Russians are pretty big car fans to start with, and like to partake in certain, unsanctioned forms of motorsports. We think Formula 1 will be a big hit, and with Renault pilot Vitaly Petrov as Russia’s first Formula 1 driver, the business case gets stronger by the second.
The “Live Music Capital” of America is set to become the new home of the United States Grand Prix, as a surprise announcement broke today, naming Austin, Texas as the site of Formula 1′s return to America.
The deal would see the Grand Prix remain in Austin from 2012 to 2021. Most interesting is that the race will apparently be run on an all-new track rather than just a temporary street circuit. In a press release on the official Formula 1 website, Bernie Ecclestone mentioned that the track would be built from “the group up” rather than a street course like previous U.S. Grands Prix.
“For the first time in the history of Formula One in the United States, a world-class facility will be purpose-built to host the event.’ Ecclestone said. ”It was thirty years ago that the Formula 1 United States Grand Prix was last held on a purpose-built permanent road course circuit in Watkins Glen, NY (1961-1980), which enjoyed great success. Since then, Formula One has been hosted by Long Beach, Las Vegas, Detroit, Dallas and Phoenix all on temporary street circuits. Indianapolis joined the ranks of host cities in 2000 when they added a road course inside the famed oval. Lewis Hamilton won the last Formula 1 United States Grand Prix™ in 2007, signalling the end to eight years at Indianapolis Motor Speedway. This however, will be the first time a facility is constructed from the ground up specifically for Formula One in the US.”

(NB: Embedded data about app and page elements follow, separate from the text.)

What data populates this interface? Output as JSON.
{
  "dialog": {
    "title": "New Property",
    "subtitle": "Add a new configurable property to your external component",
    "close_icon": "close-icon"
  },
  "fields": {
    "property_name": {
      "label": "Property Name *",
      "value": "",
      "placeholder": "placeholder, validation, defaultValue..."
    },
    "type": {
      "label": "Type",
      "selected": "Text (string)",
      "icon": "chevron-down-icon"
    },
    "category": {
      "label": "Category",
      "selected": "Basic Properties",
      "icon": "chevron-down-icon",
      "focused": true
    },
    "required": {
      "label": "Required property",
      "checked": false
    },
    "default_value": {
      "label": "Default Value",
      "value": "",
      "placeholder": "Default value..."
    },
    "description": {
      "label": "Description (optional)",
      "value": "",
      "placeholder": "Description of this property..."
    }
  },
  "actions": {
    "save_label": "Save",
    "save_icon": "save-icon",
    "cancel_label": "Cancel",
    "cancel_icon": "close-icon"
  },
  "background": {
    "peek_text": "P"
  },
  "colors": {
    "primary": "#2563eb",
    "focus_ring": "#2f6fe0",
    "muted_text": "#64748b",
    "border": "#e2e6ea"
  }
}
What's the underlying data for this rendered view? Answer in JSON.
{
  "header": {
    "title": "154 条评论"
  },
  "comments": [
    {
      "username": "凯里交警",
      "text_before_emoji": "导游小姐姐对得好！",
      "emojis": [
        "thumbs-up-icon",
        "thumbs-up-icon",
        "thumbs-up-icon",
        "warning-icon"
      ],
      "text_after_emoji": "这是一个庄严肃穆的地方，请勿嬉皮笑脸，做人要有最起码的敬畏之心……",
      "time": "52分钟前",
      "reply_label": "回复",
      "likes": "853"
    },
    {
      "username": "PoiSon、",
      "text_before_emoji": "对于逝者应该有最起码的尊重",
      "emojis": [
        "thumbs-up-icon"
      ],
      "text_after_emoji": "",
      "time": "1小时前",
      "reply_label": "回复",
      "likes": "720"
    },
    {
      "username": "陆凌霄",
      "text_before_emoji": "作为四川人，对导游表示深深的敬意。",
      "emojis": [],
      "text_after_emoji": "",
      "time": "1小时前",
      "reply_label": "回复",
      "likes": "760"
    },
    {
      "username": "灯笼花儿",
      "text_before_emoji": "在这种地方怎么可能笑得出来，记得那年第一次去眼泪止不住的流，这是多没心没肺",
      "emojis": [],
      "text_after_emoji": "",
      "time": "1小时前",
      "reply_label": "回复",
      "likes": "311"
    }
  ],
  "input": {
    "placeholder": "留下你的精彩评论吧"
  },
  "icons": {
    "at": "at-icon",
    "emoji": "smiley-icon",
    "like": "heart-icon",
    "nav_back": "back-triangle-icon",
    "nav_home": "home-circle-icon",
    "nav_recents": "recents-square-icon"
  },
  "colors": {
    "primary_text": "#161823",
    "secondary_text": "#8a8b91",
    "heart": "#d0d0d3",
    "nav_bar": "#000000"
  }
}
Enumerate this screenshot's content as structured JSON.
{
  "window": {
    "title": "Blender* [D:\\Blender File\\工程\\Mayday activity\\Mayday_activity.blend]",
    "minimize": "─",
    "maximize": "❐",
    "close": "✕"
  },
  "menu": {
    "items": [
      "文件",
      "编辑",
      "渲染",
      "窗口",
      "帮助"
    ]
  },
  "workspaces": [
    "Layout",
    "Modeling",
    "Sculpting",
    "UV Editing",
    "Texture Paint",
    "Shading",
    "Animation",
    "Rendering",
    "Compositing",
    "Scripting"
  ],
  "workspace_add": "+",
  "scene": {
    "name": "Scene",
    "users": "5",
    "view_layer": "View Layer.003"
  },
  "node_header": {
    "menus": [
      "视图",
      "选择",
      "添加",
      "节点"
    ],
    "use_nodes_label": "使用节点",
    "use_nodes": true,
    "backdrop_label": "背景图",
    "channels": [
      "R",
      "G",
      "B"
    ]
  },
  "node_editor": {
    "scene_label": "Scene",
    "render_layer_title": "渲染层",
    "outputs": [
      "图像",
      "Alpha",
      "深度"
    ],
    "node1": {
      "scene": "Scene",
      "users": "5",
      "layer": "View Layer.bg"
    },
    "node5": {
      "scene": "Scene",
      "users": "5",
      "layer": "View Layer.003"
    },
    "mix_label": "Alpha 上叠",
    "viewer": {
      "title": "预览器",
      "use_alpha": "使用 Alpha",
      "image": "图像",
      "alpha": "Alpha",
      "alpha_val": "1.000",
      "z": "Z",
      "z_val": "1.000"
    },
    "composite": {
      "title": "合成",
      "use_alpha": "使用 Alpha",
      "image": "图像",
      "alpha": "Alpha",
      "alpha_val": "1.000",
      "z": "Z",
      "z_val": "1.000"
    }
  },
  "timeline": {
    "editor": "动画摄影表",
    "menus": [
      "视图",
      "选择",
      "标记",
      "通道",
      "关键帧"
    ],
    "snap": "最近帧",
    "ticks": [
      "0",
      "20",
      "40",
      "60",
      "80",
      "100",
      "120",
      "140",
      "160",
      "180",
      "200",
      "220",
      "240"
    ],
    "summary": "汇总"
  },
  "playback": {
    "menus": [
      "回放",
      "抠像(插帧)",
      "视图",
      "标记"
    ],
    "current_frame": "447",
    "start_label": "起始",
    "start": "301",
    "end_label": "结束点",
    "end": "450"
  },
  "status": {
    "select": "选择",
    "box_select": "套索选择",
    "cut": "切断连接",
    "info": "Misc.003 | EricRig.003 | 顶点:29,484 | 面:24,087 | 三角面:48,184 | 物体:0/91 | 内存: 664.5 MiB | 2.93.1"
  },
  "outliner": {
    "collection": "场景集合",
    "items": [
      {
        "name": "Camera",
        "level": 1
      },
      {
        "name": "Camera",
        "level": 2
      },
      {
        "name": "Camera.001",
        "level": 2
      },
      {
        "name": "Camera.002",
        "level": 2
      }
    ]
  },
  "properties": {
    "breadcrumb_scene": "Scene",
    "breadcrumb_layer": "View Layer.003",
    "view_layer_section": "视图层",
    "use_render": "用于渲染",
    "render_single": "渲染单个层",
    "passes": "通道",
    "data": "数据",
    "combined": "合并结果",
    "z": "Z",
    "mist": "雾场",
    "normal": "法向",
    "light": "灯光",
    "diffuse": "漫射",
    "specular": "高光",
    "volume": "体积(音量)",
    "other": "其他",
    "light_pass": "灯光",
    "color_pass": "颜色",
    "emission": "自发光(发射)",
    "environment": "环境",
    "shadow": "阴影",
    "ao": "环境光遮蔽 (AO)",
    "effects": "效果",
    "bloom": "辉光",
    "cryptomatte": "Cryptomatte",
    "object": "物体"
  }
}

[Source: Formula 1]
It’s been three years since Formula 1 last raced on American soil at Indianapolis Motor Speedway, but the owners of the exclusive Monticello Motor Club (essentially a country club with a race track rather than a golf course) are hoping that the sport will return to the United States at their venue.
According to a report in Autoweek, Ari Strauss, president of the Monticello Motor Club, has been sending overtures to F1 head honco Bernie Eccelstone, and has secured the blessing of F1 track architect Herman Tilke. Strauss, who is trying to obtain support from local, state and federal politicians, noted that “…securing F1 is like winning the Olympics; competition is fierce, and this is not a done deal.” Monticello is in a good position, since it’s 90 minutes from Manhattan and 10 minutes from a major airport. Hit the jump to read the full text of Strauss’ letter to club members regarding the race.
FIA President Jean Todt is looking at re-instating the 107% rule as a means of whipping chronically under-funded under-performing teams into shape. The 107% rule gets its name from the stipulation that in order for a driver to qualify for a race, he must obtain a qualifying time within 107% of the polesitter’s time.
The gulf between the “have’s” and “have not’s” is substantial, with many of the new-for-2010 entrants facing potential exclusion from competition. The 107% rule hasn’t been in place since 2002, and introducing it mid-way through the season would require unanimous approval from all teams, something that would have a snowball’s chance in hell of happening. Expect it to come next season, if it’s approved by 70% of the teams in an off-season vote.